Saudi investors monitor stocks at the newly opened exchange market department at the National Commercial Bank (NCB) in Riyadh on November 12, 2014. (AFP/Fayez Nureldine)

Washington DC, Asharq Al-Awsat—Gulf states must cut spending in line with deteriorating oil prices in order to avoid budget deficits in 2015, the Deputy Director of the International Monetary Fund (IMF) Middle East Department Adnan Mazarei said on Sunday.

In a broad-ranging interview with Asharq Al-Awsat, Mazarei gave his take on the impact of the recent dramatic fall in oil prices, OPEC’s decision not to reduce output, as well as the general economic situation across the region.

“In recent years, Gulf Cooperation Council (GCC) states maintained high levels of government spending in order to ensure the survival and recovery of economic activity. Gulf states now realize that in the medium-term they must make a course correction in order to avoid pressure on their budget. Deteriorating oil prices mean that Gulf States must adapt and take a tighter grip on their budgets, directing government spending towards areas that lead to job creation,” Mazarei told Asharq Al-Awsat.

“The countries that will record loses are the oil producing countries like Iran, Saudi Araba and other GCC states who will face pressures on their budget. Each state’s ability to deal with these pressures and difficulties will depend on its [financial] reserves,” Mazarei said.

“As for Iran, it will have to balance its budget in order to deal with the lower oil prices,” he added.

But the reduction in the price of oil is not detrimental across the board, and may even prove beneficial to many regional countries, the IMF deputy director said.

“I think that the decline in oil prices will help some countries, particularly the oil importing countries in the region like Jordan, Morocco and Egypt,” Mazarei said.

“But there will still be complications for these countries if oil prices continues to decline, as they will face problems related to the return of workers from the Gulf and possibility reduced capacity for GCC states to provide assistance, grants and loans,” he warned.

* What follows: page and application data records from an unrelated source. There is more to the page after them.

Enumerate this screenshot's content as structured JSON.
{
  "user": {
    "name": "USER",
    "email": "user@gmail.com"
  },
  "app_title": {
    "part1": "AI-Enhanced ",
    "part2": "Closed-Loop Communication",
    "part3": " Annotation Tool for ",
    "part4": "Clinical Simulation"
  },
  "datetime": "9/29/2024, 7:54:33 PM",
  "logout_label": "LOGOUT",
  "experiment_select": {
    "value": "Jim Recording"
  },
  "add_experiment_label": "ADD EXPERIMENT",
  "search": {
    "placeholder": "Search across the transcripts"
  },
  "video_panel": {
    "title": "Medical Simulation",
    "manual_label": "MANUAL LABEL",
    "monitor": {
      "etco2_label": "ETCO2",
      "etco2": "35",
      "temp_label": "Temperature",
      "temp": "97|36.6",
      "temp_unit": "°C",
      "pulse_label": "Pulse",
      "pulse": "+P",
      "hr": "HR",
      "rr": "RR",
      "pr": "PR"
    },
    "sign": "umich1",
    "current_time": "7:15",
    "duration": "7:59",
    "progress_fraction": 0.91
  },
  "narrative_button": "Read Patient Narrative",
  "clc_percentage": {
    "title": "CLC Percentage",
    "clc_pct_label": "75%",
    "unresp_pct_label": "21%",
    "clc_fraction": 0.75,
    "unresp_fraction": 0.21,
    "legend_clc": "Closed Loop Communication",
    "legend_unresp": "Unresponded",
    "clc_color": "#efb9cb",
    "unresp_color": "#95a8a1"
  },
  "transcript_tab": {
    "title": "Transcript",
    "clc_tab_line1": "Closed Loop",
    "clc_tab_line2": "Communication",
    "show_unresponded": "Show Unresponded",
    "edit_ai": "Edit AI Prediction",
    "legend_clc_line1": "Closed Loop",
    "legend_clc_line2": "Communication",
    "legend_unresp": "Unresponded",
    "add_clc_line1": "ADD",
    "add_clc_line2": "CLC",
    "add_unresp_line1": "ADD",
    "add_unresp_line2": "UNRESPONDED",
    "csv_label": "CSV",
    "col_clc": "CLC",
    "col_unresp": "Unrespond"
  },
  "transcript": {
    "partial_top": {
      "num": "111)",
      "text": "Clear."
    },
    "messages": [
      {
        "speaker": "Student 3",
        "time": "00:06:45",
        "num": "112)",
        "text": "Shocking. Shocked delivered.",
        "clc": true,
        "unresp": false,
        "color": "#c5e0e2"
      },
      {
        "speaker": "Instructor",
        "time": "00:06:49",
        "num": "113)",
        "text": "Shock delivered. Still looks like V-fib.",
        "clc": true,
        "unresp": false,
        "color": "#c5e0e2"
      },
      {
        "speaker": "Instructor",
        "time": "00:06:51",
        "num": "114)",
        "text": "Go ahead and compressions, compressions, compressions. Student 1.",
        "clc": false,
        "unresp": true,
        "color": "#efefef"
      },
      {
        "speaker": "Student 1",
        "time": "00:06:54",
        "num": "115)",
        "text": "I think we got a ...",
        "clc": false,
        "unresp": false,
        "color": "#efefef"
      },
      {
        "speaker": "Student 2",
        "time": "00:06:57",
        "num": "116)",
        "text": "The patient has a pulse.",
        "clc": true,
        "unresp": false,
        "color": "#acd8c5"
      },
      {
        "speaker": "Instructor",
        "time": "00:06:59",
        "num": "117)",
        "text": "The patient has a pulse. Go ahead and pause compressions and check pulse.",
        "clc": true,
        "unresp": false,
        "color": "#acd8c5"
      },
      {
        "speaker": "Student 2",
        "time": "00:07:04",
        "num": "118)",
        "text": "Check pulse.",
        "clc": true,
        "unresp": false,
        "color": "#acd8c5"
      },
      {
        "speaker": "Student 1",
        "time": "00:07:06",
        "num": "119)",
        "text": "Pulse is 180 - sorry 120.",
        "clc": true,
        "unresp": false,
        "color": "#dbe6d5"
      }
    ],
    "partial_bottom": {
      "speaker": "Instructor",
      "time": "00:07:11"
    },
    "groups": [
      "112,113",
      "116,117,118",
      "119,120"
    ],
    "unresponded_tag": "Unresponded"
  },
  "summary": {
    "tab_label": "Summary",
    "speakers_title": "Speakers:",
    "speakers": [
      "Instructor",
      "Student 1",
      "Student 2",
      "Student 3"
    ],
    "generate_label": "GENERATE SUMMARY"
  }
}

The IMF deputy director refused to comment on the political ramifications of OPEC’s decision not to reduce oil output, focusing instead on the economic aspects of the decision. “Lower oil prices reflects changes in supply and demand in the global market . . .That is a large supply of oil and weak demand, “ he told Asharq Al-Awsat.

As for talk about deteriorating oil prices “as an instrument of political pressure,” whether on Iran or in response to the North American shale oil boom, Mazarei described this as an “assumption” and refused to comment.

The IMF deputy director also pointed to unrest in the Middle East as a major reason for economic slowdown in the region, citing the advance of Islamic State of Iraq and Syria (ISIS) fighters across many parts of the region, as well as the Shi’ite Houthi militia’s takeover of parts of Yemen.

“There can be no doubt that the civil war in Syria, along with the crisis in Iraq, represents a major humanitarian crisis that has led to the displacement of millions and the destruction of the infrastructure of both Syria and Iraq. The deterioration of economic activity [in Iraq and Syria] has created a major economic crisis for neighboring countries,” Mazarei said.

He said that the IMF stands ready to assist in attempts to address the deteriorating situation in Iraq and Syria, but only after the violence has stopped. “Once the violence stops, we are ready to provide technical assistance and advice, and if these countries want financial assistance, the IMF is ready to provide it,” he said.